Ko is at the heart of the game. You will need to understand its ramifications in order to progress. This is an introduction. In discussing ko we will introduce other ideas about the game and also introduce some more Japanese terms used to describe the game.

We start with a reference diagram:
We hope the following is easy to identify on the board:
(a) the Black stones (a “group”) in the top right of the picture are surrounded by the White stones below them and the White group to the left of them.
(b) similarly the White group to the left of the Black group is surrounded by Black stones.
For the discussion we only need the two groups so we can remove the other stones from the reference diagram for clarity:
We also hope that you can see that between the two groups there is a board position similar to the one which we used to introduce ko:
Also that the Black group in the top right is quite similar to this group 

The difference is that the triangled position in the reference diagram is problematic. In order to have two eyes and secure life Black has to play a stone there. If White has played elsewhere on the board then Black is free to play (rule 4: not repeating a board position) and the Black group lives.

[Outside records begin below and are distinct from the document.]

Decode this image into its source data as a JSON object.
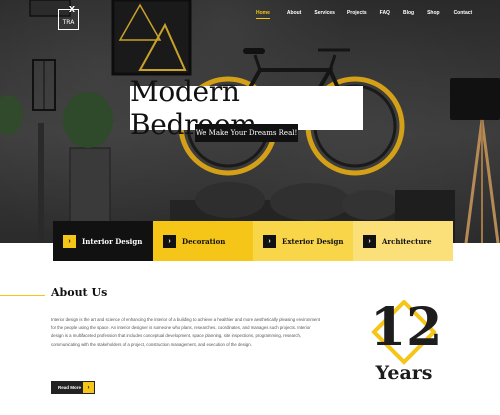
{
  "header": {
    "logo_text": "TRA",
    "logo_mark": "X",
    "nav": [
      {
        "label": "Home",
        "active": true
      },
      {
        "label": "About",
        "active": false
      },
      {
        "label": "Services",
        "active": false
      },
      {
        "label": "Projects",
        "active": false
      },
      {
        "label": "FAQ",
        "active": false
      },
      {
        "label": "Blog",
        "active": false
      },
      {
        "label": "Shop",
        "active": false
      },
      {
        "label": "Contact",
        "active": false
      }
    ]
  },
  "hero": {
    "title": "Modern Bedroom",
    "subtitle": "We Make Your Dreams Real!"
  },
  "categories": [
    {
      "label": "Interior Design",
      "bg": "#111111",
      "fg": "#ffffff",
      "arrow_bg": "#f5c518",
      "arrow_fg": "#111111"
    },
    {
      "label": "Decoration",
      "bg": "#f5c518",
      "fg": "#111111",
      "arrow_bg": "#111111",
      "arrow_fg": "#ffffff"
    },
    {
      "label": "Exterior Design",
      "bg": "#f9d54a",
      "fg": "#111111",
      "arrow_bg": "#111111",
      "arrow_fg": "#ffffff"
    },
    {
      "label": "Architecture",
      "bg": "#fbe07a",
      "fg": "#111111",
      "arrow_bg": "#111111",
      "arrow_fg": "#ffffff"
    }
  ],
  "about": {
    "title": "About Us",
    "text": "Interior design is the art and science of enhancing the interior of a building to achieve a healthier and more aesthetically pleasing environment for the people using the space. An interior designer is someone who plans, researches, coordinates, and manages such projects. Interior design is a multifaceted profession that includes conceptual development, space planning, site inspections, programming, research, communicating with the stakeholders of a project, construction management, and execution of the design.",
    "button_label": "Read More",
    "button_icon": "chevron-right-icon"
  },
  "badge": {
    "number": "12",
    "label": "Years"
  },
  "colors": {
    "accent": "#f5c518",
    "dark": "#111111"
  }
}
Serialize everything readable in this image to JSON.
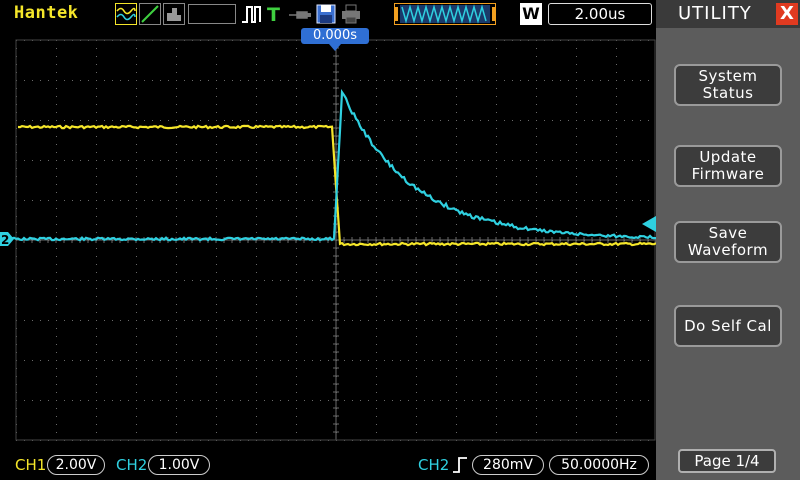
{
  "brand": "Hantek",
  "timebase": "2.00us",
  "timebase_mode_letter": "W",
  "trigger_position": "0.000s",
  "channel2_marker": "2",
  "bottom": {
    "ch1_label": "CH1",
    "ch1_scale": "2.00V",
    "ch2_label": "CH2",
    "ch2_scale": "1.00V",
    "trigger_source": "CH2",
    "trigger_level": "280mV",
    "frequency": "50.0000Hz"
  },
  "menu": {
    "title": "UTILITY",
    "close_glyph": "X",
    "buttons": [
      "System\nStatus",
      "Update\nFirmware",
      "Save\nWaveform",
      "Do Self Cal"
    ],
    "page": "Page 1/4"
  },
  "colors": {
    "ch1": "#f5e62a",
    "ch2": "#2fd0e0",
    "grid": "#6a6a6a",
    "menu_bg": "#5c5c5c"
  },
  "icons": [
    "scope-mode-icon",
    "ramp-icon",
    "acquire-icon",
    "pulse-trigger-icon",
    "trigger-icon",
    "probe-icon",
    "save-icon",
    "print-icon",
    "memory-waveform-icon"
  ]
}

You might also notice that if Black does play there then the White group on the left does not have two eyes and will die.

By now you might be thinking this doesn’t amount to much. However suppose it is White’s turn and Black has just played elsewhere?

Then White can capture the Black stone creating a new triangled position. As we now know Black must play elsewhere.
When Black plays elsewhere White can then fill-in. White’s group lives with two eyes and it is Black’s group that dies.

Just in case it is not obvious, only one of those two groups can live and it is the player that manages to fill-in that determines which group it is.

To continue the explanation let’s suppose Black can play a move elsewhere on the board which means that it would be a bad idea for White to fill-in. White would then have to respond to this move. As White has played elsewhere Black can now capture the White stone and we are right back at the beginning of this discussion.

We have just described a ko fight. To explain its significance in a game we need to introduce the idea of a ko threat.

We start with the diagram used to describe rule 3 (with some extra markings) :

You might recall we said that “for now” the Black group is dead but that in some circumstances White will have to finish the job. The ko fight is elsewhere on the board, but this situation provides opportunity for Black to determine its outcome.

When White took the stone in the reference diagram Black had to play elsewhere. An ideal place would be the intersection marked with a square.

If Black plays a stone there, then Black is threatening to capture the White stone marked with an X.  If White does not respond than Black can capture that stone. The Black group would spring back to life.  This is a ko threat.

White has to decide whether this is sufficiently valuable to prevent White filling-in  (and so ending the ko-fight) or to prevent the capture here and allow the ko fight to continue.

Note: This ko fight is also a demonstration of the idea that it is not winner takes all. To get something on one part of the board you usually have to give up something in another part of the board (just choose the most valuable).

Why does White not capture the stones in diagram C so preventing the ko threat?
(a) Both players should realise the situation has something left there  which could become annoying later in the game but it not immediately important to either (we describe this as aji). There are better moves on the board.
(b) If Black were to try to capture the marked stone in normal play it would fail and also destroy the aji (aji-keshi) and Black might not have a ko-threat in the ko-fight described above. Strong players avoid aji-keshi wherever possible.
(c) Similarly White does not simply kill the Black group unless necessary.  An unnecessary move does not cause one’s opponent to respond and so here Black is free to play elsewhere. White would have played a move in gote. Typically, these moves have low overall value in the game.
(d) When Black threatened to save the group in a ko-fight, Black played a move that forced White to respond. White could not play elsewhere as the loss would have been too much. Black played a move in sente. Typically sente moves have high value in the game.  Strong players are always looking for moves in sente.
(e) Related to the idea of sente is another concept called tenuki. If you do not have to play a move locally then play elsewhere (“tenuki”). Playing tenuki is not necessarily sente but usually has a higher value than playing an unnecessary move locally. If you do not tenuki when you can, then you are handing your opponent a free opportunity to play a big move.